My advantage was that the actors I chose had an understanding of Manto and his literature. As soon as I spoke to Virendra Saxena, he brought out books and indulged in discussions about the characters and their origin. It was nice to have such support. If I were to falter, I would have some corrections.
Sonal Sehgal was another actor I had worked with before in an ad film, and has some interest in good cinema. Sadly, she doesn't get many parts. She is also Punjabi, so Kulwant Kaur's character was something she understood better. She even agreed to a look test for the character.
Our process was quite simple. For me, it is important, rather easy, to know the actor. If I know the actors, their limits, their abilities, it becomes easier to work according to that. I know most of the actors in the film personally.
Despite the need for independent cinema and new stories growing, distribution of such films is still a problem. How did you deal with it?
It is not a new phenomenon. Everyone faces it. The trouble is that India does not have an organized system of distribution. When I was in Cannes, I met sales agents, whose sole job is to find the relevance of the film, its markets and audience, right from the script level. This sales agent is connected to an entire distribution network and buyers, and helps to pitch the film to the buyers. Even before your film is in the can, it has already got into pitching mode.
In India, other than the A-lister films that get bought and sold quite easily — even that is more of a gamble based on the popularity, market trends, etc — the rest of the small-budget films have to inevitably struggle. For them, there is no set distribution system.
Normally, when a film like Ankhon Dekhi (2014) is made, it does not receive the platform. There are a couple of marketing agencies here who do not have any expertise when it comes to marketing. They only look to get out their bite of Rs2 crore, a 20% cut from the budget. They convince the producer of a plan, and get their budget out of it.
The trouble is that some gambles work, and some don't. It is important to identify the right market for your film. In the new age, the internet has emerged as a very important platform. I think films like these can find audiences through Netflix and Amazon. If your film is picked up by such streaming channels, the cost can be recovered by this.

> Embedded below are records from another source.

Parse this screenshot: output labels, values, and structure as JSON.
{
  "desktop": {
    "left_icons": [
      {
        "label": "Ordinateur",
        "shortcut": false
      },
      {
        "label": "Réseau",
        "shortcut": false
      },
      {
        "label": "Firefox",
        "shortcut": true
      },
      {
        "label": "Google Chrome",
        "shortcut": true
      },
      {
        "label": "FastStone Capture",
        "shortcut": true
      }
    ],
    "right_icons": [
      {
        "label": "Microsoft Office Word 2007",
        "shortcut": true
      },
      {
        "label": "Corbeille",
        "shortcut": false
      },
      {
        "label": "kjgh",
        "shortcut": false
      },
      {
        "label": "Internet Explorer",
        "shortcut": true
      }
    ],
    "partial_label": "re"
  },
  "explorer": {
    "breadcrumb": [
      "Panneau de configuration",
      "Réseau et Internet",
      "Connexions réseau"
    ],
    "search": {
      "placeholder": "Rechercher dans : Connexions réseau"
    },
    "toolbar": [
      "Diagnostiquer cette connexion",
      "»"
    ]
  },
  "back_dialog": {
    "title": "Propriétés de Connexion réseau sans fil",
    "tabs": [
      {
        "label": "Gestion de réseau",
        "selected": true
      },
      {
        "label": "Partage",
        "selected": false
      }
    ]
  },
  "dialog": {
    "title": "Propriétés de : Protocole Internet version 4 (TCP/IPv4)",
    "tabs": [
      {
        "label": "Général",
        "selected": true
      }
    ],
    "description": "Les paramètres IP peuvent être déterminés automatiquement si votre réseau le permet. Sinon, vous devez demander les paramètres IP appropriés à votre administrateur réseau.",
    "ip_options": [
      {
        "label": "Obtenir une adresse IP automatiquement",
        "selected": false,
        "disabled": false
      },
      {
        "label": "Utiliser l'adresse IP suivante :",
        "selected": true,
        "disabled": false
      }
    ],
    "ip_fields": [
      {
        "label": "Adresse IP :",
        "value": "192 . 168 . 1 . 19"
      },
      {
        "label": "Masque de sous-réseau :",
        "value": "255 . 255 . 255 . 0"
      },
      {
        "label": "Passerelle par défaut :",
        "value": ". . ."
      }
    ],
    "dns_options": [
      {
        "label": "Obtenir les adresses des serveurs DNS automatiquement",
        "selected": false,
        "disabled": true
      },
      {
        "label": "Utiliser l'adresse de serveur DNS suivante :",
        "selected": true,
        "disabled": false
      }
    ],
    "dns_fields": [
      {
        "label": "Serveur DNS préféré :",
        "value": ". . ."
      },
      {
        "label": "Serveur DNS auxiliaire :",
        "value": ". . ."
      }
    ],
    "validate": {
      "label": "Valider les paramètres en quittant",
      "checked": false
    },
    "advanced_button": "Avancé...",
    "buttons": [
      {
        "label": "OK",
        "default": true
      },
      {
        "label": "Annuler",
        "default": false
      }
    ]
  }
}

The problem is that the bigger fish buy out your rights by the minimum price. They will, in fact, buy out all the rights of your film.
Considering the nature of Manto's stories, did you face any trouble with the CBFC?
Actually, we were more scared of taking the film to the CBFC [Central Board of Film Certification]. The surprising fact is that the CBFC passed the film without any trouble. The committee members were familiar with the literature and style of Manto, and discussed the film in detail with me after the screening. It was quite nice to listen to their appreciation.
They gave us an 'A' certificate without any cuts to the film. They told us, 'If you are making a bold film, you should be bold enough to show it honestly.' It was my request for a U/A certificate, because I needed the film to reach out to a wider audience, that resulted in some cuts. I agreed to the cuts because they were very superficial and did not affect the plot in any way.